Give back every record exactly.

───── SOURCE DATA

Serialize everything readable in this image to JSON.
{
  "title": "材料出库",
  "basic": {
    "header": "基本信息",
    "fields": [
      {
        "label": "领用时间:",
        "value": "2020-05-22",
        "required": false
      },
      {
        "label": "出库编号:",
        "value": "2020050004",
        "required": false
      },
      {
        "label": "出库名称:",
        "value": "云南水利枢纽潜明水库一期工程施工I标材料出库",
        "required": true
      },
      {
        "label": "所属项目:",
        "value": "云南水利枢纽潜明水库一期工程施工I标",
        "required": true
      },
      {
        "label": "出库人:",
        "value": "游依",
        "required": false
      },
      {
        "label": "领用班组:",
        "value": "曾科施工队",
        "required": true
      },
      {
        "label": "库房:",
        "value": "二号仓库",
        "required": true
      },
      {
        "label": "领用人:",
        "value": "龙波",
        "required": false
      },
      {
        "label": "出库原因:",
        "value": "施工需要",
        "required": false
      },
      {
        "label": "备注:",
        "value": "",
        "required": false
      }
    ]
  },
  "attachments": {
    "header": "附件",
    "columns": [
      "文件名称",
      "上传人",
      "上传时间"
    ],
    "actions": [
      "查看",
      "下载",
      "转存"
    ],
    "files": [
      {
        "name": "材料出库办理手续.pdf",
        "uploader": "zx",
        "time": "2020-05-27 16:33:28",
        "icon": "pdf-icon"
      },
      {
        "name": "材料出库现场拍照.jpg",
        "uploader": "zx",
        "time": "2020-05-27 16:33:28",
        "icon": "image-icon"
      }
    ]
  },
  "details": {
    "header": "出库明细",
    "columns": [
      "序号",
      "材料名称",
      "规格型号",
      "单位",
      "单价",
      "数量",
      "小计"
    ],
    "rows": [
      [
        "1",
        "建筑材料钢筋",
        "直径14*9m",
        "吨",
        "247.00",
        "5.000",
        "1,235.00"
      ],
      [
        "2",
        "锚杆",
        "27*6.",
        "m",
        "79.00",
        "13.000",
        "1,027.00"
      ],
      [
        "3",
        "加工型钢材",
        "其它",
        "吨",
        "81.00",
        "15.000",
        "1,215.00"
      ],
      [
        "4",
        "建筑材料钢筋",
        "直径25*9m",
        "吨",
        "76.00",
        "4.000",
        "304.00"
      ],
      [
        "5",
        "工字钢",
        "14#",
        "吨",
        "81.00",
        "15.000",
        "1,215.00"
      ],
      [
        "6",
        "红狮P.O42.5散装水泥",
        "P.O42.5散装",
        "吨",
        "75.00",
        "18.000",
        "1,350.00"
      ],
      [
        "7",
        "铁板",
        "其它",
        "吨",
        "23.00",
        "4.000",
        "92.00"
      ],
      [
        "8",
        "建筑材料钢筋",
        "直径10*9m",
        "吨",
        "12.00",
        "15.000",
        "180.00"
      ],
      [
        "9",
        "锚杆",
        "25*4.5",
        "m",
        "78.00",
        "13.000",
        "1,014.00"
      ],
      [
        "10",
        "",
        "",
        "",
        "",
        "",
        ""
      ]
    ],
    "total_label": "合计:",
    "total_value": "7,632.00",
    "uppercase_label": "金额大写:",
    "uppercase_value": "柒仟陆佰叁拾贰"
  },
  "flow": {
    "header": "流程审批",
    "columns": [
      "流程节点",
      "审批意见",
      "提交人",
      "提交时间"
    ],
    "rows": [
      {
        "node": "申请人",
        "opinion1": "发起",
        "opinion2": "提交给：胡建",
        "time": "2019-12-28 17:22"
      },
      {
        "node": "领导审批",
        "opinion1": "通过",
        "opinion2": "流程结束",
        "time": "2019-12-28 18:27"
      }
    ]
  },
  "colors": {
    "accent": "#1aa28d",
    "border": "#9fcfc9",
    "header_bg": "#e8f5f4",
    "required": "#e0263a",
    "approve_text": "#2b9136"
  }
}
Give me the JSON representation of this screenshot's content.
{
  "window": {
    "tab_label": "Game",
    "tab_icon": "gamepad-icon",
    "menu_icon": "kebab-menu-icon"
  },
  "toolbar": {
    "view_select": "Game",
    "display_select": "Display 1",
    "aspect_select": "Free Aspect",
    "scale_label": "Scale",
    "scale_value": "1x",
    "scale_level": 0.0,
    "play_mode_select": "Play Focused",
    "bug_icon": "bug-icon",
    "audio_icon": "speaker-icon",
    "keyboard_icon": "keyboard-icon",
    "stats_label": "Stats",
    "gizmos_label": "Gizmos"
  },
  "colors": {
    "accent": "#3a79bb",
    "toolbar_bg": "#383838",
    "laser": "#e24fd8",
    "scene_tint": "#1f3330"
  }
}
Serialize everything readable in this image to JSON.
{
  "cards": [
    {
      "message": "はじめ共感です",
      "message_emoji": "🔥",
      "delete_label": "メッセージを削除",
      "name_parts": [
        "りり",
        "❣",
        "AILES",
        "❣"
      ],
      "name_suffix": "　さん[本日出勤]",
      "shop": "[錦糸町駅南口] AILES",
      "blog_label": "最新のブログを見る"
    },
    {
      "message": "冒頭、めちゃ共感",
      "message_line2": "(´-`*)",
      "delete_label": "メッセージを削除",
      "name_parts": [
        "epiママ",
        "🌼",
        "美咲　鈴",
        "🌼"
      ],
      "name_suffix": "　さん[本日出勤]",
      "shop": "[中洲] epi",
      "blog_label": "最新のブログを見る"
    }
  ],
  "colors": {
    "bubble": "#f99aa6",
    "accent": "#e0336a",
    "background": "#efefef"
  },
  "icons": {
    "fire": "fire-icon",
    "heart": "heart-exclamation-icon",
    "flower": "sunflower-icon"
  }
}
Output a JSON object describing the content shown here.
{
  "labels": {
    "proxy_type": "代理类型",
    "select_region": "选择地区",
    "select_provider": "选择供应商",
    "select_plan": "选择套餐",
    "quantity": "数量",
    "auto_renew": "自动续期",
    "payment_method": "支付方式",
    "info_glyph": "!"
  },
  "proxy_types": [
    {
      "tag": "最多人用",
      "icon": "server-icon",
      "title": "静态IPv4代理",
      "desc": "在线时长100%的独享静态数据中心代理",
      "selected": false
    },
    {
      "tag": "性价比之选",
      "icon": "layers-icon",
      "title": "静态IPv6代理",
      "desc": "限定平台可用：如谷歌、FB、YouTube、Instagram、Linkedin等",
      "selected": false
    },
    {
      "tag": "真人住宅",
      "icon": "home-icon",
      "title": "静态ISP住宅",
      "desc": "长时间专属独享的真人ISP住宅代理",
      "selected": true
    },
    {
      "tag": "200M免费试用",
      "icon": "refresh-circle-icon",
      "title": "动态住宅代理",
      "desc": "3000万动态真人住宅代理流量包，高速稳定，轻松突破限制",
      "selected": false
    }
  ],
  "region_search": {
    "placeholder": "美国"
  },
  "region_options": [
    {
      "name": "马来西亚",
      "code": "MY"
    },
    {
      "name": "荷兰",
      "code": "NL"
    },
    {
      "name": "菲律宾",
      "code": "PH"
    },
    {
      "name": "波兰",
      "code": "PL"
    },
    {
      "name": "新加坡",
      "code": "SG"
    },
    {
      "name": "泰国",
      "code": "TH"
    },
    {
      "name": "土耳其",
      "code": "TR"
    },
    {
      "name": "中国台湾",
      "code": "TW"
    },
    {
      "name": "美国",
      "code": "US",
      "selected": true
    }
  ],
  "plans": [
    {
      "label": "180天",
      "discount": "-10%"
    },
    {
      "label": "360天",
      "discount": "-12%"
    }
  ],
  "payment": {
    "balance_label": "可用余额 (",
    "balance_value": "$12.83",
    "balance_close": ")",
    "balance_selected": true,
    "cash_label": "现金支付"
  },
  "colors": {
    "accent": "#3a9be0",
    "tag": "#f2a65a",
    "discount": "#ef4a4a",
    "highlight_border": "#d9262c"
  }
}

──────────

## RESPONSE BOX
Serialize everything readable in this image to JSON.
{
  "title": "材料出库",
  "basic": {
    "header": "基本信息",
    "fields": [
      {
        "label": "领用时间:",
        "value": "2020-05-22",
        "required": false
      },
      {
        "label": "出库编号:",
        "value": "2020050004",
        "required": false
      },
      {
        "label": "出库名称:",
        "value": "云南水利枢纽潜明水库一期工程施工I标材料出库",
        "required": true
      },
      {
        "label": "所属项目:",
        "value": "云南水利枢纽潜明水库一期工程施工I标",
        "required": true
      },
      {
        "label": "出库人:",
        "value": "游依",
        "required": false
      },
      {
        "label": "领用班组:",
        "value": "曾科施工队",
        "required": true
      },
      {
        "label": "库房:",
        "value": "二号仓库",
        "required": true
      },
      {
        "label": "领用人:",
        "value": "龙波",
        "required": false
      },
      {
        "label": "出库原因:",
        "value": "施工需要",
        "required": false
      },
      {
        "label": "备注:",
        "value": "",
        "required": false
      }
    ]
  },
  "attachments": {
    "header": "附件",
    "columns": [
      "文件名称",
      "上传人",
      "上传时间"
    ],
    "actions": [
      "查看",
      "下载",
      "转存"
    ],
    "files": [
      {
        "name": "材料出库办理手续.pdf",
        "uploader": "zx",
        "time": "2020-05-27 16:33:28",
        "icon": "pdf-icon"
      },
      {
        "name": "材料出库现场拍照.jpg",
        "uploader": "zx",
        "time": "2020-05-27 16:33:28",
        "icon": "image-icon"
      }
    ]
  },
  "details": {
    "header": "出库明细",
    "columns": [
      "序号",
      "材料名称",
      "规格型号",
      "单位",
      "单价",
      "数量",
      "小计"
    ],
    "rows": [
      [
        "1",
        "建筑材料钢筋",
        "直径14*9m",
        "吨",
        "247.00",
        "5.000",
        "1,235.00"
      ],
      [
        "2",
        "锚杆",
        "27*6.",
        "m",
        "79.00",
        "13.000",
        "1,027.00"
      ],
      [
        "3",
        "加工型钢材",
        "其它",
        "吨",
        "81.00",
        "15.000",
        "1,215.00"
      ],
      [
        "4",
        "建筑材料钢筋",
        "直径25*9m",
        "吨",
        "76.00",
        "4.000",
        "304.00"
      ],
      [
        "5",
        "工字钢",
        "14#",
        "吨",
        "81.00",
        "15.000",
        "1,215.00"
      ],
      [
        "6",
        "红狮P.O42.5散装水泥",
        "P.O42.5散装",
        "吨",
        "75.00",
        "18.000",
        "1,350.00"
      ],
      [
        "7",
        "铁板",
        "其它",
        "吨",
        "23.00",
        "4.000",
        "92.00"
      ],
      [
        "8",
        "建筑材料钢筋",
        "直径10*9m",
        "吨",
        "12.00",
        "15.000",
        "180.00"
      ],
      [
        "9",
        "锚杆",
        "25*4.5",
        "m",
        "78.00",
        "13.000",
        "1,014.00"
      ],
      [
        "10",
        "",
        "",
        "",
        "",
        "",
        ""
      ]
    ],
    "total_label": "合计:",
    "total_value": "7,632.00",
    "uppercase_label": "金额大写:",
    "uppercase_value": "柒仟陆佰叁拾贰"
  },
  "flow": {
    "header": "流程审批",
    "columns": [
      "流程节点",
      "审批意见",
      "提交人",
      "提交时间"
    ],
    "rows": [
      {
        "node": "申请人",
        "opinion1": "发起",
        "opinion2": "提交给：胡建",
        "time": "2019-12-28 17:22"
      },
      {
        "node": "领导审批",
        "opinion1": "通过",
        "opinion2": "流程结束",
        "time": "2019-12-28 18:27"
      }
    ]
  },
  "colors": {
    "accent": "#1aa28d",
    "border": "#9fcfc9",
    "header_bg": "#e8f5f4",
    "required": "#e0263a",
    "approve_text": "#2b9136"
  }
}
Give me the JSON representation of this screenshot's content.
{
  "window": {
    "tab_label": "Game",
    "tab_icon": "gamepad-icon",
    "menu_icon": "kebab-menu-icon"
  },
  "toolbar": {
    "view_select": "Game",
    "display_select": "Display 1",
    "aspect_select": "Free Aspect",
    "scale_label": "Scale",
    "scale_value": "1x",
    "scale_level": 0.0,
    "play_mode_select": "Play Focused",
    "bug_icon": "bug-icon",
    "audio_icon": "speaker-icon",
    "keyboard_icon": "keyboard-icon",
    "stats_label": "Stats",
    "gizmos_label": "Gizmos"
  },
  "colors": {
    "accent": "#3a79bb",
    "toolbar_bg": "#383838",
    "laser": "#e24fd8",
    "scene_tint": "#1f3330"
  }
}
Serialize everything readable in this image to JSON.
{
  "cards": [
    {
      "message": "はじめ共感です",
      "message_emoji": "🔥",
      "delete_label": "メッセージを削除",
      "name_parts": [
        "りり",
        "❣",
        "AILES",
        "❣"
      ],
      "name_suffix": "　さん[本日出勤]",
      "shop": "[錦糸町駅南口] AILES",
      "blog_label": "最新のブログを見る"
    },
    {
      "message": "冒頭、めちゃ共感",
      "message_line2": "(´-`*)",
      "delete_label": "メッセージを削除",
      "name_parts": [
        "epiママ",
        "🌼",
        "美咲　鈴",
        "🌼"
      ],
      "name_suffix": "　さん[本日出勤]",
      "shop": "[中洲] epi",
      "blog_label": "最新のブログを見る"
    }
  ],
  "colors": {
    "bubble": "#f99aa6",
    "accent": "#e0336a",
    "background": "#efefef"
  },
  "icons": {
    "fire": "fire-icon",
    "heart": "heart-exclamation-icon",
    "flower": "sunflower-icon"
  }
}
Output a JSON object describing the content shown here.
{
  "labels": {
    "proxy_type": "代理类型",
    "select_region": "选择地区",
    "select_provider": "选择供应商",
    "select_plan": "选择套餐",
    "quantity": "数量",
    "auto_renew": "自动续期",
    "payment_method": "支付方式",
    "info_glyph": "!"
  },
  "proxy_types": [
    {
      "tag": "最多人用",
      "icon": "server-icon",
      "title": "静态IPv4代理",
      "desc": "在线时长100%的独享静态数据中心代理",
      "selected": false
    },
    {
      "tag": "性价比之选",
      "icon": "layers-icon",
      "title": "静态IPv6代理",
      "desc": "限定平台可用：如谷歌、FB、YouTube、Instagram、Linkedin等",
      "selected": false
    },
    {
      "tag": "真人住宅",
      "icon": "home-icon",
      "title": "静态ISP住宅",
      "desc": "长时间专属独享的真人ISP住宅代理",
      "selected": true
    },
    {
      "tag": "200M免费试用",
      "icon": "refresh-circle-icon",
      "title": "动态住宅代理",
      "desc": "3000万动态真人住宅代理流量包，高速稳定，轻松突破限制",
      "selected": false
    }
  ],
  "region_search": {
    "placeholder": "美国"
  },
  "region_options": [
    {
      "name": "马来西亚",
      "code": "MY"
    },
    {
      "name": "荷兰",
      "code": "NL"
    },
    {
      "name": "菲律宾",
      "code": "PH"
    },
    {
      "name": "波兰",
      "code": "PL"
    },
    {
      "name": "新加坡",
      "code": "SG"
    },
    {
      "name": "泰国",
      "code": "TH"
    },
    {
      "name": "土耳其",
      "code": "TR"
    },
    {
      "name": "中国台湾",
      "code": "TW"
    },
    {
      "name": "美国",
      "code": "US",
      "selected": true
    }
  ],
  "plans": [
    {
      "label": "180天",
      "discount": "-10%"
    },
    {
      "label": "360天",
      "discount": "-12%"
    }
  ],
  "payment": {
    "balance_label": "可用余额 (",
    "balance_value": "$12.83",
    "balance_close": ")",
    "balance_selected": true,
    "cash_label": "现金支付"
  },
  "colors": {
    "accent": "#3a9be0",
    "tag": "#f2a65a",
    "discount": "#ef4a4a",
    "highlight_border": "#d9262c"
  }
}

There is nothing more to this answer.